The Art of Bond

James Bond Movie Posters: The Official Collection was compiled by Tony Nourmand and published in 2003. The book presents a lavish history of James Bond poster art from Dr No to Die Another Day and also supplies concept art that allows you to see the progression of the posters developed for each film. The other interesting about the book is that it allows to you to see the different posters used around the world for the same film. Certainly, the international variations are interesting to contrast and compare, the Japanese Bond posters in particular being great fun. The book is 216 pages long (paperback) and gives you several pages of art and text for each of the films in the series with the background detail on each campaign and the artists involved interesting to browse through. The collection is a reminder how just how wonderful the illustrated James Bond posters often were in the sixties and seventies, the Thunderball posters in particular providing some great art with the immortal legend 'Sean Connery IS James Bond!'
When you flip through the book you can clearly see that they lost the plot completely in the late eighties with Licence To Kill and the subsequent Pierce Brosnan campaigns also produced some very uninspired art and posters. The spectacular drawings gave way to cheap looking collages for some reason. This is a lavish book and, as a bonus, also includes art for the two unofficial Bond films Never Say Never Again and 1967's Casino Royale. Most most people will be familiar with many of the classic posters from the Connery and Moore films reproduced here but there is too a decent amount of stuff that should be new, especially the concepts that were thrown around in the planning stages of some of the key films in the series. One example is On Her Majesty's Secret Service, the first ever Bond film made without Sean Connery. They were obviously faced with an unenviable task in trying to persuade the public that someone else was going to be James Bond and the approach taken is rather interesting to look at here. Instead of declaring George Lazenby IS James Bond!, they wisely played down Lazenby and went for more of a shadowy, generic approach that stressed the mysterious character of Bond over and above the actor. Unused posters and teasers for OHMSS entitled '007 and Bride' (this was the film where Bond got married for the first and last time) are fascinating to look at here.

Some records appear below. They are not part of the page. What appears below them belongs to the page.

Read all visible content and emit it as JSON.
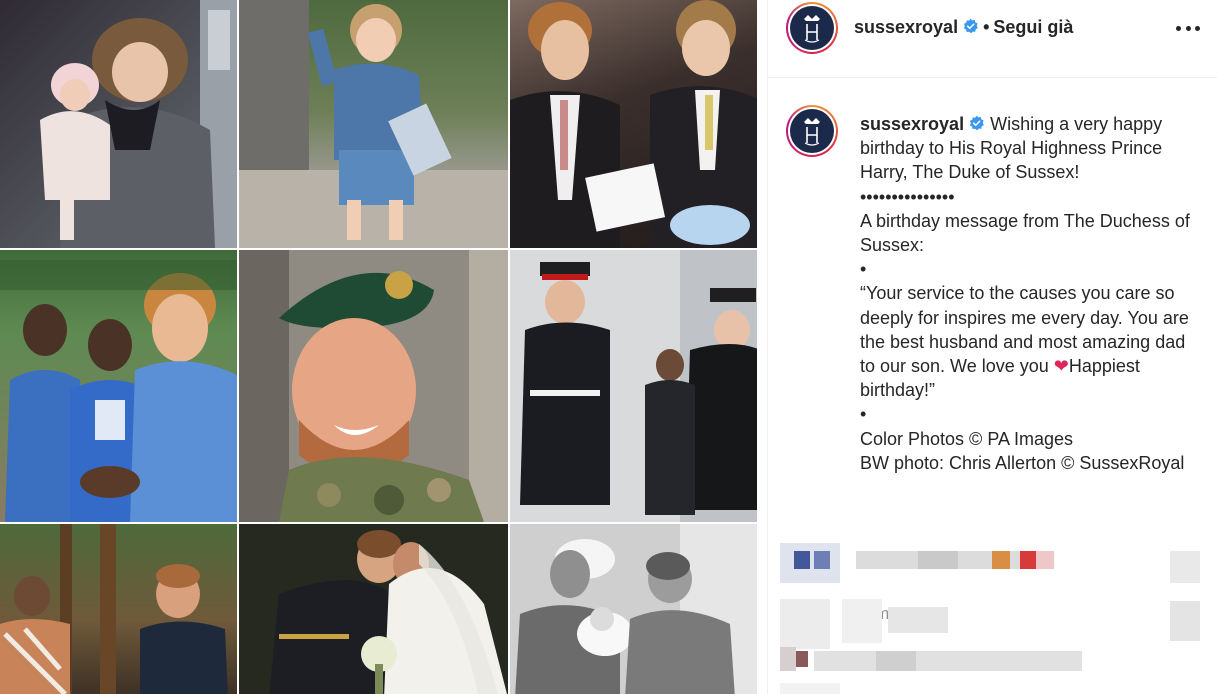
{
  "post": {
    "username": "sussexroyal",
    "follow_status": "Segui già",
    "more_icon": "more-horizontal-icon",
    "verified_icon": "verified-badge-icon"
  },
  "caption": {
    "username": "sussexroyal",
    "lines": [
      "Wishing a very happy birthday to His Royal Highness Prince Harry, The Duke of Sussex!",
      "•••••••••••••••",
      "A birthday message from The Duchess of Sussex:",
      "•",
      "“Your service to the causes you care so deeply for inspires me every day. You are the best husband and most amazing dad to our son. We love you",
      "Happiest birthday!”",
      "•",
      "Color Photos © PA Images",
      "BW photo: Chris Allerton © SussexRoyal"
    ],
    "heart_emoji": "❤"
  },
  "timestamp": "8 m",
  "colors": {
    "accent_blue": "#3897f0",
    "heart_red": "#e0245e",
    "avatar_navy": "#1b2a4a"
  }
}
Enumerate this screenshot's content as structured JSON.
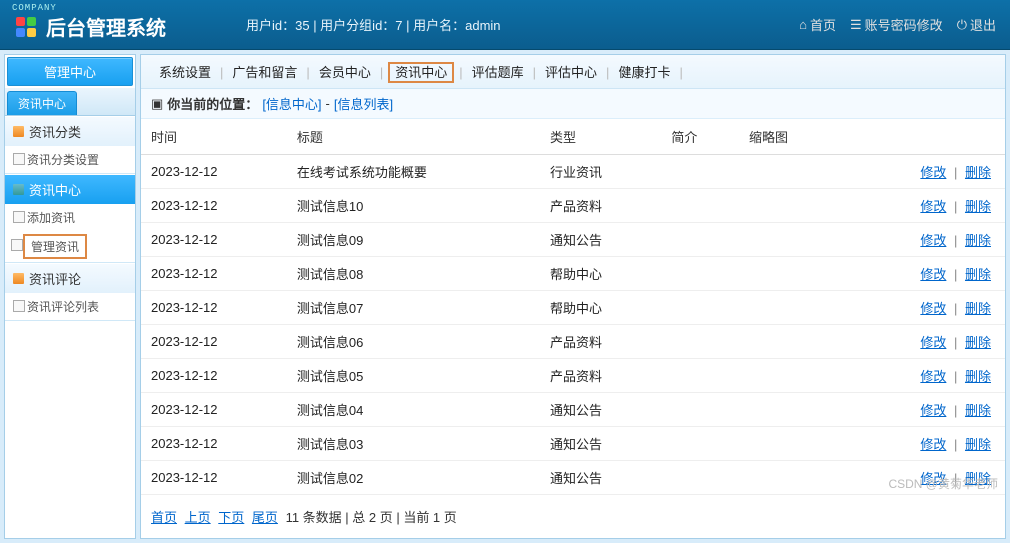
{
  "company_tag": "COMPANY",
  "header": {
    "title": "后台管理系统",
    "user_info": "用户id：35 | 用户分组id：7 | 用户名：admin",
    "links": {
      "home": "首页",
      "pwd": "账号密码修改",
      "logout": "退出"
    }
  },
  "sidebar": {
    "title": "管理中心",
    "tab": "资讯中心",
    "groups": [
      {
        "head": "资讯分类",
        "active": false,
        "items": [
          {
            "label": "资讯分类设置",
            "boxed": false
          }
        ]
      },
      {
        "head": "资讯中心",
        "active": true,
        "items": [
          {
            "label": "添加资讯",
            "boxed": false
          },
          {
            "label": "管理资讯",
            "boxed": true
          }
        ]
      },
      {
        "head": "资讯评论",
        "active": false,
        "items": [
          {
            "label": "资讯评论列表",
            "boxed": false
          }
        ]
      }
    ]
  },
  "nav": {
    "items": [
      "系统设置",
      "广告和留言",
      "会员中心",
      "资讯中心",
      "评估题库",
      "评估中心",
      "健康打卡"
    ],
    "active_index": 3
  },
  "crumb": {
    "prefix": "你当前的位置：",
    "a": "[信息中心]",
    "sep": "-",
    "b": "[信息列表]"
  },
  "table": {
    "headers": [
      "时间",
      "标题",
      "类型",
      "简介",
      "缩略图",
      ""
    ],
    "rows": [
      {
        "time": "2023-12-12",
        "title": "在线考试系统功能概要",
        "type": "行业资讯"
      },
      {
        "time": "2023-12-12",
        "title": "测试信息10",
        "type": "产品资料"
      },
      {
        "time": "2023-12-12",
        "title": "测试信息09",
        "type": "通知公告"
      },
      {
        "time": "2023-12-12",
        "title": "测试信息08",
        "type": "帮助中心"
      },
      {
        "time": "2023-12-12",
        "title": "测试信息07",
        "type": "帮助中心"
      },
      {
        "time": "2023-12-12",
        "title": "测试信息06",
        "type": "产品资料"
      },
      {
        "time": "2023-12-12",
        "title": "测试信息05",
        "type": "产品资料"
      },
      {
        "time": "2023-12-12",
        "title": "测试信息04",
        "type": "通知公告"
      },
      {
        "time": "2023-12-12",
        "title": "测试信息03",
        "type": "通知公告"
      },
      {
        "time": "2023-12-12",
        "title": "测试信息02",
        "type": "通知公告"
      }
    ],
    "actions": {
      "edit": "修改",
      "del": "删除",
      "sep": "|"
    }
  },
  "pager": {
    "first": "首页",
    "prev": "上页",
    "next": "下页",
    "last": "尾页",
    "info": "11 条数据 | 总 2 页 | 当前 1 页"
  },
  "watermark": "CSDN @黄菊华老师"
}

One disappointing aspect to the book is that some of the later films are glossed over a little in comparison to some of the more vintage entries. The two Timothy Dalton films suffer somewhat from this and it's a shame that unused art designed for Licence To Kill is not included in the book. Robert Peak designed fantastic teaser illustration and art for Licence To ill but it was all dumped for a cheaper and far less effective campaign and it would have been nice to see it in the book. Certainly, the US poster for Licence To Kill that did emerge must rank as one of the worst posters ever produced for Bond and gives you little clue that it's even promoting a James Bond film! The concepts for Live and Let Die are fun too, this film marking Roger Moore's debut in the role. What is interesting here is how similar the main early Moore posters are to Connery's last film Diamonds Are Forever. You can see that the approach they took with Lazenby is reversed and now they are very eager to trumpet the fact that Roger Moore (who was pretty well known and popular through The Saint in contrast to the completely unknown Lazenby) is the new Bond and put him front and centre of the campaigns.

The Bond posters used in the Far East are especially enjoyable when they appear because they are quite fond of the montage design with photographs from the films. Some of the Italian Bond promotional material is great too. A strength of the series is the way each film is carefully marketed to different territories around the world although, as Licence To Kill illustrates here, that doesn't always got quite according to plan, especially when meddling studios are trying to save money and leave you with a crappy promotional art campaign. One drawback with the book (or this edition anyway) for completists will be the fact that it only goes up to 2002's Die Another Day although I didn't find this a huge problem myself as the art for Casino Royale and Quantum of Solace was abysmal and one could argue those films are not part of the Bond series anyway, being more a sort of Bond 2.1 experiment that doesn't feel like a blood relative of the series of films presided over by Cubby Broccoli. Although the sixties version of Casino Royale is obviously not part of the official series it is fun to see a far out piece of art for it and also see something in relation to Sean Connery's 'renegade' return as James Bond in 1983's Never Say Never Again.

James Bond Movie Posters: The Official Collection is an attractive volume full of wonderful art and illustrations from 40 years of James Bond films and is the sort of book that Bond fans would be more than happy to have sitting on the bookshelf. Although the text is minimal you still pick up a lot of interesting stuff that doesn't feel recycled in the way that a lot of stuff in Bond books like this often come across. The early designs for individual posters and campaigns are great fun to look at and the book is of a good quality too and nicely presented and layed out. It's certainly a reminder that in terms of Bond posters the series has really gone downhill since the superb artwork that was commissioned for Connery, Lazenby and Moore. This is certainly a nice volume for anyone interested in the James Bond film series and its art and worth a look if you spot it at a good price.
- Jake 


c 2011 Alternative 007